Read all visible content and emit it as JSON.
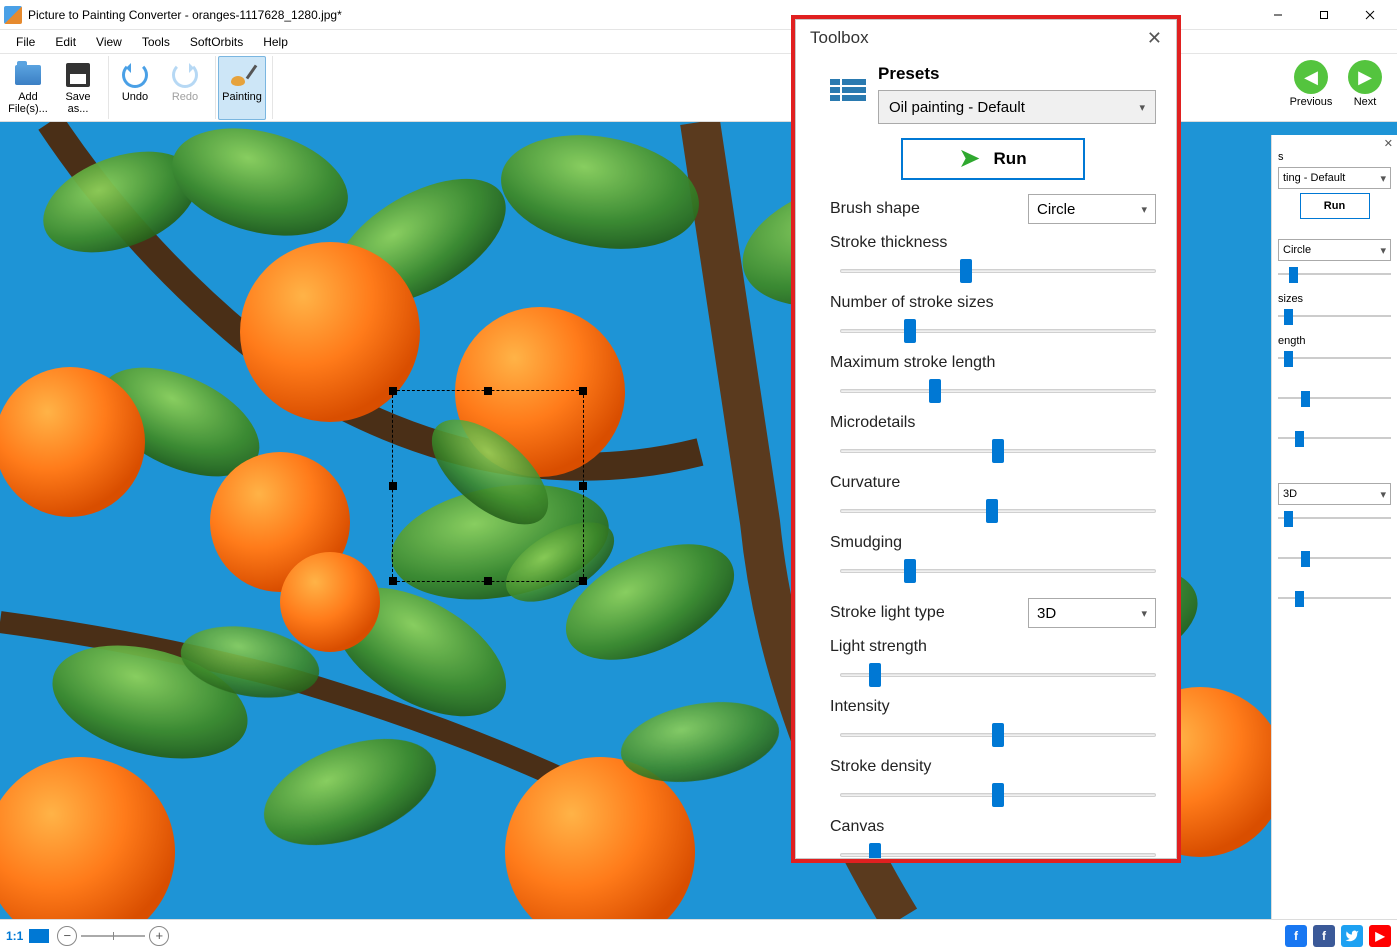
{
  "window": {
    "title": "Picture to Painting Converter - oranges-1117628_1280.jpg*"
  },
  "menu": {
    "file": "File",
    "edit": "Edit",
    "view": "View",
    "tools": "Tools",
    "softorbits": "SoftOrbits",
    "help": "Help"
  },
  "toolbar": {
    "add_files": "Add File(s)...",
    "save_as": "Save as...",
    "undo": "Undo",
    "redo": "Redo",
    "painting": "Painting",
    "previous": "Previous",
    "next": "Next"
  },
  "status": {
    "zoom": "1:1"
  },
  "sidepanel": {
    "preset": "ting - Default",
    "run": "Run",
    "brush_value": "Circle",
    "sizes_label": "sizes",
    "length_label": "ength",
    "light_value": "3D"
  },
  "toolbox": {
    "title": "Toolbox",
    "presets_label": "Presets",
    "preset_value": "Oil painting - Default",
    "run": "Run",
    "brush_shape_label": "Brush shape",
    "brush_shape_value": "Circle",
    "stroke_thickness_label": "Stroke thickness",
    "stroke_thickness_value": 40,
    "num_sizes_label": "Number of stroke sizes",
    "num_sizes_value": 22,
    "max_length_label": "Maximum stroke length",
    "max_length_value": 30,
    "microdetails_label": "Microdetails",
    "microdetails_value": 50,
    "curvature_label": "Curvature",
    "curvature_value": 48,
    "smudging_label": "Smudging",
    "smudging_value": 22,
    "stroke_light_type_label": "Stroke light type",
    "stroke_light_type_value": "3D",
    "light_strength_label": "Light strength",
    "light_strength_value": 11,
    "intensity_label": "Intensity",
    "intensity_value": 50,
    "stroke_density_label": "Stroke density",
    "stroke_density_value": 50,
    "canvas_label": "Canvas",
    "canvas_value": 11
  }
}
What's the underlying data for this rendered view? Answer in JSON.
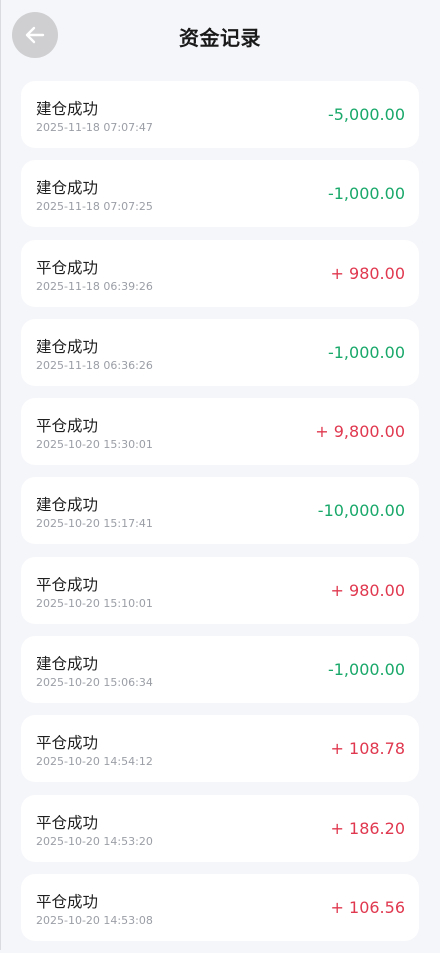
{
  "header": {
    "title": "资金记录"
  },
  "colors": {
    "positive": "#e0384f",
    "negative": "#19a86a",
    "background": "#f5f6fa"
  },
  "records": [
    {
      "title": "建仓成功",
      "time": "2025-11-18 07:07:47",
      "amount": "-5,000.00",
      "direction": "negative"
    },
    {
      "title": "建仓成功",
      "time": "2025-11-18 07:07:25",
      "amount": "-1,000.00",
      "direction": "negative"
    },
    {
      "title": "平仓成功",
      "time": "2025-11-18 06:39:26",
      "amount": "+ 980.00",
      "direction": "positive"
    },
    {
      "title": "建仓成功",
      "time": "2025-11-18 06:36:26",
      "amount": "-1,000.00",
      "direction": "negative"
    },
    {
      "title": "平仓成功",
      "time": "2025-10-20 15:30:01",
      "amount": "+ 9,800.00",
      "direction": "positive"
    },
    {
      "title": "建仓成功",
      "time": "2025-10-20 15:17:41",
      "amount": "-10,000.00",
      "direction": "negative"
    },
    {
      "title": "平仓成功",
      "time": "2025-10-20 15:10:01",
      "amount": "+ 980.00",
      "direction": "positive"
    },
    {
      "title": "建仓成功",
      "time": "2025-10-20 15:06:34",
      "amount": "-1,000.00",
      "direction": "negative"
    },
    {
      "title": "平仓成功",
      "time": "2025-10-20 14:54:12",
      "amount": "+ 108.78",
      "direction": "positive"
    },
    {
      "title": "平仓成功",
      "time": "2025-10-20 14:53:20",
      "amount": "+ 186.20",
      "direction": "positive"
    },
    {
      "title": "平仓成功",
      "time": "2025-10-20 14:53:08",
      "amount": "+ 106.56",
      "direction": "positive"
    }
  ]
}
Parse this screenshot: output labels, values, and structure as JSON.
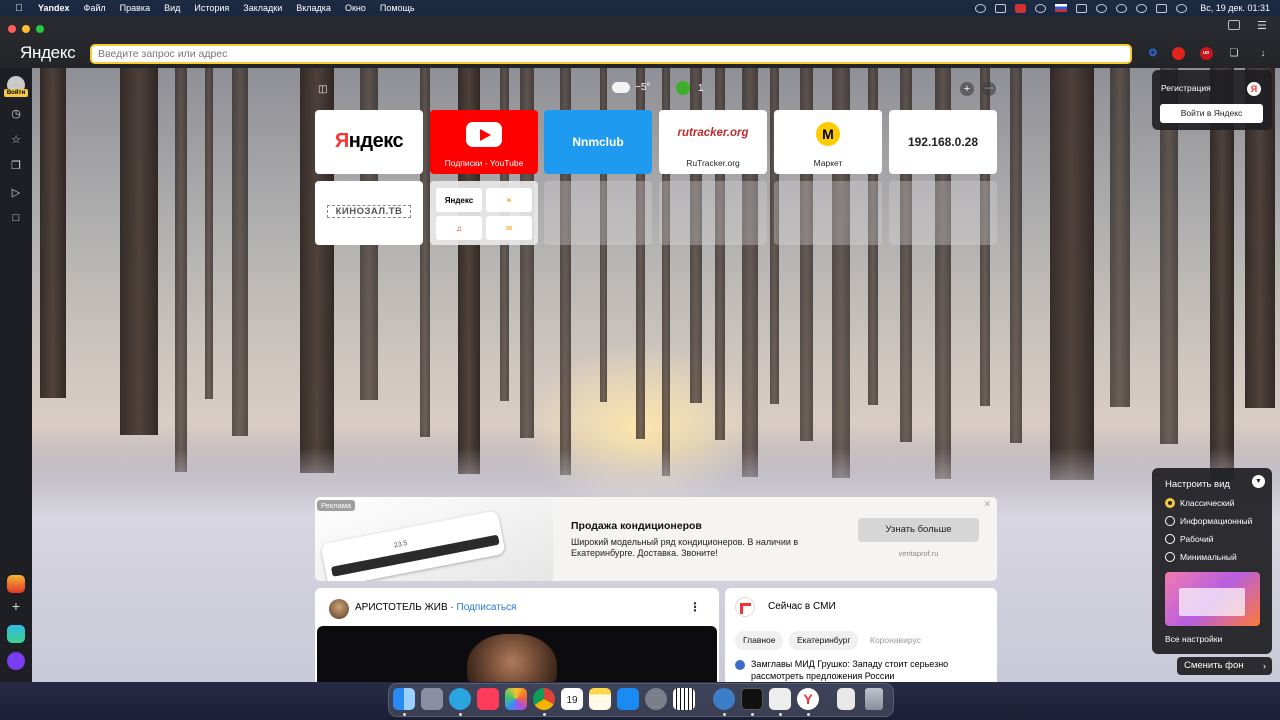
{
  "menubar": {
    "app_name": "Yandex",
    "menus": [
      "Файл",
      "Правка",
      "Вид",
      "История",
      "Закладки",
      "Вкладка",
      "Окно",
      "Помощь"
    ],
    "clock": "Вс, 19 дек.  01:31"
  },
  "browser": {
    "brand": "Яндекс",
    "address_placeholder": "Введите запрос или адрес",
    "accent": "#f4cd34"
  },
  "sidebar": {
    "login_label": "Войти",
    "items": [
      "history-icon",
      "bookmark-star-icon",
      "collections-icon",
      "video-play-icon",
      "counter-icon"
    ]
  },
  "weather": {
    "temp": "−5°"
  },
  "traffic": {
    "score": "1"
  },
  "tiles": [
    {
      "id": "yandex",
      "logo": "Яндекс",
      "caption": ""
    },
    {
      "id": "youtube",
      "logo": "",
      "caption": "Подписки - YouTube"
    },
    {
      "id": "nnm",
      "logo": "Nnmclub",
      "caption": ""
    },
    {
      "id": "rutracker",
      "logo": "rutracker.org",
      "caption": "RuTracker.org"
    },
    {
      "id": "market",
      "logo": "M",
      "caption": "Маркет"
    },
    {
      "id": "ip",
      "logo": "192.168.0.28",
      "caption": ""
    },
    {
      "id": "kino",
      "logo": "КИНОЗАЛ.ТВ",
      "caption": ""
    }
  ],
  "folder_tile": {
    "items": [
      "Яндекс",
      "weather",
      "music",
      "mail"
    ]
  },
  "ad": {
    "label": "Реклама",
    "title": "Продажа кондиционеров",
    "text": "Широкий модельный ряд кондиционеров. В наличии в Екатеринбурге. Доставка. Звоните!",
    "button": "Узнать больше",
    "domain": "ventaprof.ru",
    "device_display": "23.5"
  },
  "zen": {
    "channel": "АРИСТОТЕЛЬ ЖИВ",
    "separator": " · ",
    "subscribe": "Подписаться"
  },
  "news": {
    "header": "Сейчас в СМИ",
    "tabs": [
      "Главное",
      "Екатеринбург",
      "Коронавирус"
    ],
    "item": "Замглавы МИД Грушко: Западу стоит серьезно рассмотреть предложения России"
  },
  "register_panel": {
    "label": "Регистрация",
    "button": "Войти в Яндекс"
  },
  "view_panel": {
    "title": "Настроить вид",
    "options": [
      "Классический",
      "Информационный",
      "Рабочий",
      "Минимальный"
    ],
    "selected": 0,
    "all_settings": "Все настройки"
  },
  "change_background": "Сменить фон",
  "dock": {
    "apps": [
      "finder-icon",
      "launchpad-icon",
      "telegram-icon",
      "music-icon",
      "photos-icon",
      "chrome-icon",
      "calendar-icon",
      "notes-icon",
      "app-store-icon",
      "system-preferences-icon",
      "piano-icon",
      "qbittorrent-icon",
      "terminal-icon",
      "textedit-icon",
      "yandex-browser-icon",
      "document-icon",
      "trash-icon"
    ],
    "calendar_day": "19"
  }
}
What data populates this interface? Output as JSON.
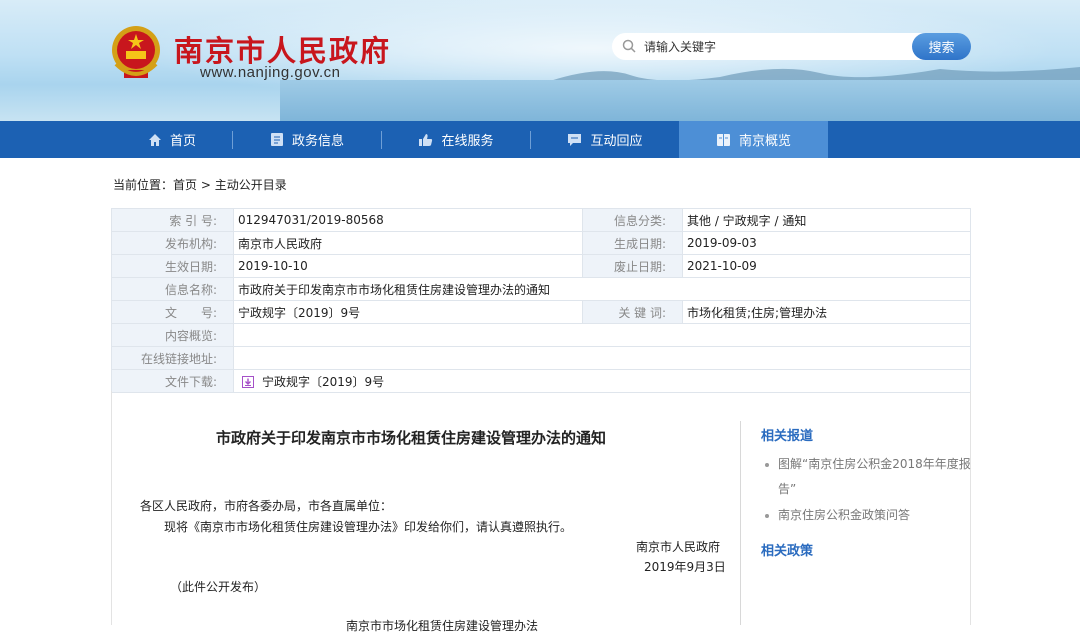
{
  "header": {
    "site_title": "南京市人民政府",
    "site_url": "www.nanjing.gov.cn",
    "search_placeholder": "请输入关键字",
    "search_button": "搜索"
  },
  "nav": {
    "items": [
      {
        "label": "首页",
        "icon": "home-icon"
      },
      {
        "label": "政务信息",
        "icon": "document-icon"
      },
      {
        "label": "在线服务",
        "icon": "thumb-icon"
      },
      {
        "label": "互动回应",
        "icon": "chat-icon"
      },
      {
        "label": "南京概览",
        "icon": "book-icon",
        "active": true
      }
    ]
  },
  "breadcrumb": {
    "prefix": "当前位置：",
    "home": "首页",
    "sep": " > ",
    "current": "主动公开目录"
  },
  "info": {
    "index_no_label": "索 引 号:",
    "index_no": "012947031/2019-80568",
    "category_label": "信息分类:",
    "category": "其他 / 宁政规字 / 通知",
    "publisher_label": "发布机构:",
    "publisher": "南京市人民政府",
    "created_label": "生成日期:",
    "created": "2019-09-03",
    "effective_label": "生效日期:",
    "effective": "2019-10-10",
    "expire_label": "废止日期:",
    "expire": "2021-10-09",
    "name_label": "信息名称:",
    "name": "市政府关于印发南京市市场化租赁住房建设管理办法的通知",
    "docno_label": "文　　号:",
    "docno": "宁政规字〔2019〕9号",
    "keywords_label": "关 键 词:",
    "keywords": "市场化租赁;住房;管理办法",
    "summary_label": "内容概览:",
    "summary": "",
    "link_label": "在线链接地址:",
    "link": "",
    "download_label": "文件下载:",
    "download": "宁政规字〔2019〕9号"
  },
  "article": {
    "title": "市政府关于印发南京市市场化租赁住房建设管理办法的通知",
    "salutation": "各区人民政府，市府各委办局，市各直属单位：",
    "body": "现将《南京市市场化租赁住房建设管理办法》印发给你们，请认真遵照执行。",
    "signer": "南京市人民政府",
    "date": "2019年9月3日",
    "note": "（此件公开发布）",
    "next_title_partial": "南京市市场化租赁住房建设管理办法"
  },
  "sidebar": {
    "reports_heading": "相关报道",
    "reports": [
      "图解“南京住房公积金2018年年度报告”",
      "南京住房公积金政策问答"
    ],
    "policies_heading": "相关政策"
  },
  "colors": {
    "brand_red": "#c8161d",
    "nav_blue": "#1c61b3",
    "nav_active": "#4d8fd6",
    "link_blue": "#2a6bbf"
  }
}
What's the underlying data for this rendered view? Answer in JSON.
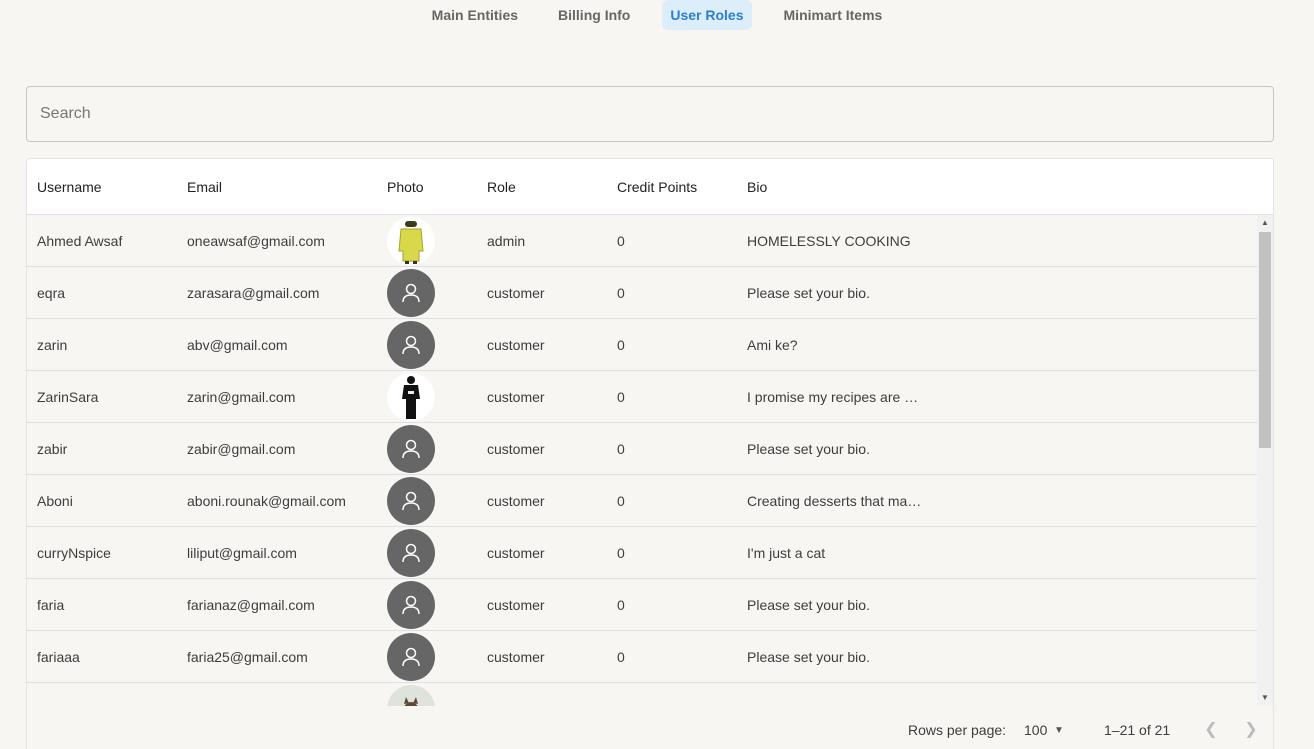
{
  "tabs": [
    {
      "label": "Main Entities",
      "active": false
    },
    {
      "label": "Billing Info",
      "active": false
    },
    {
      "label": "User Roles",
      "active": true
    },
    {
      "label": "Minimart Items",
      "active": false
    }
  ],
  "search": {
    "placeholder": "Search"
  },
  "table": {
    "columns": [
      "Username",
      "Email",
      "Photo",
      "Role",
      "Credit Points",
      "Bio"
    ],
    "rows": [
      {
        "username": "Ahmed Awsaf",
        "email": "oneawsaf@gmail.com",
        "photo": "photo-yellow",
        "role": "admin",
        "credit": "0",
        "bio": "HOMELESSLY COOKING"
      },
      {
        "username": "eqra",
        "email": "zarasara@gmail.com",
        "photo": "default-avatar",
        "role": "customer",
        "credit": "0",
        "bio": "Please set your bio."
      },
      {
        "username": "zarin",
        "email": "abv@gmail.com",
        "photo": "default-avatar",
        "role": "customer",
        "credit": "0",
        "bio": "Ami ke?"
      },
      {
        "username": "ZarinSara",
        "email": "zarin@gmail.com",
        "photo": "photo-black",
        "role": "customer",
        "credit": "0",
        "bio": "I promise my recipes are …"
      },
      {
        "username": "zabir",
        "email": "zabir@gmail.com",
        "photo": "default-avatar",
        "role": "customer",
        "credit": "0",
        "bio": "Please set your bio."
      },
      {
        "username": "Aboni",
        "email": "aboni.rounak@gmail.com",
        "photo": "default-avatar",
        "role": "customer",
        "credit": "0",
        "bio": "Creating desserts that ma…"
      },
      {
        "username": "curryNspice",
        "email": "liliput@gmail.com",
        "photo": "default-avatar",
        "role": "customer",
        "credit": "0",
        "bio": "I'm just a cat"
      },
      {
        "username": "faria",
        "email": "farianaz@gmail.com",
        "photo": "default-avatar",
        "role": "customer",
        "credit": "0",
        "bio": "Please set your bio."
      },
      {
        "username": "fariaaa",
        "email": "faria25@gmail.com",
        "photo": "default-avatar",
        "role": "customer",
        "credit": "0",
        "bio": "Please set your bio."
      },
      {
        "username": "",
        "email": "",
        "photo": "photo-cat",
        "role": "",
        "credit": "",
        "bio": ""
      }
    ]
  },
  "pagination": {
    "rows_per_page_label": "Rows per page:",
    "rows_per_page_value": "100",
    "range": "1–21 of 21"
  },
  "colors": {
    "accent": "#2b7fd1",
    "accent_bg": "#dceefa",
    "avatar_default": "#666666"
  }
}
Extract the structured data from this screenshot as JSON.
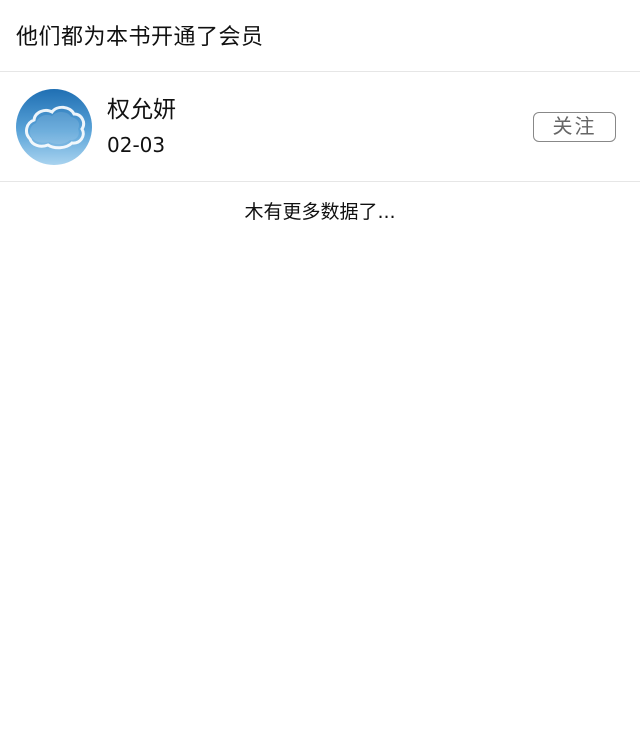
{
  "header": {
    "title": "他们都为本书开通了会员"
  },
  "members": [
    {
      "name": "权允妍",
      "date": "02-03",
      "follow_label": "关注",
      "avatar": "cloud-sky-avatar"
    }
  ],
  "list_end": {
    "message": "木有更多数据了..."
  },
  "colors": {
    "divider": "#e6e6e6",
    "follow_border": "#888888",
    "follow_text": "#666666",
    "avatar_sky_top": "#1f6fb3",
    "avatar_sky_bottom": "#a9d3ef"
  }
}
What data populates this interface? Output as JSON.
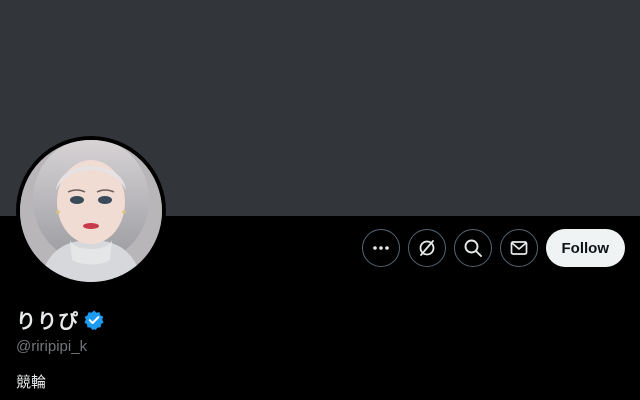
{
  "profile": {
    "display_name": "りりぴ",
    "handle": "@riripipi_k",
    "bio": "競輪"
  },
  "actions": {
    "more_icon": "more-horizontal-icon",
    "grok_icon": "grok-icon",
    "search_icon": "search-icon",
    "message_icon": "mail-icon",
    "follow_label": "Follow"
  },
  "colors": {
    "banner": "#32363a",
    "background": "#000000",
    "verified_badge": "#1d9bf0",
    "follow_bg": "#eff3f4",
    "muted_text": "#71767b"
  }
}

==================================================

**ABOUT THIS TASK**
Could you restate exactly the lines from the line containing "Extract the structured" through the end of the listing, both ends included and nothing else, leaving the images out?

**SOLUTION FOR THIS PROBLEM**
Extract the structured data from this screenshot as JSON.
{
  "header": {
    "title": "他们都为本书开通了会员"
  },
  "members": [
    {
      "name": "权允妍",
      "date": "02-03",
      "follow_label": "关注",
      "avatar": "cloud-sky-avatar"
    }
  ],
  "list_end": {
    "message": "木有更多数据了..."
  },
  "colors": {
    "divider": "#e6e6e6",
    "follow_border": "#888888",
    "follow_text": "#666666",
    "avatar_sky_top": "#1f6fb3",
    "avatar_sky_bottom": "#a9d3ef"
  }
}
What data populates this interface? Output as JSON.
{
  "profile": {
    "display_name": "りりぴ",
    "handle": "@riripipi_k",
    "bio": "競輪"
  },
  "actions": {
    "more_icon": "more-horizontal-icon",
    "grok_icon": "grok-icon",
    "search_icon": "search-icon",
    "message_icon": "mail-icon",
    "follow_label": "Follow"
  },
  "colors": {
    "banner": "#32363a",
    "background": "#000000",
    "verified_badge": "#1d9bf0",
    "follow_bg": "#eff3f4",
    "muted_text": "#71767b"
  }
}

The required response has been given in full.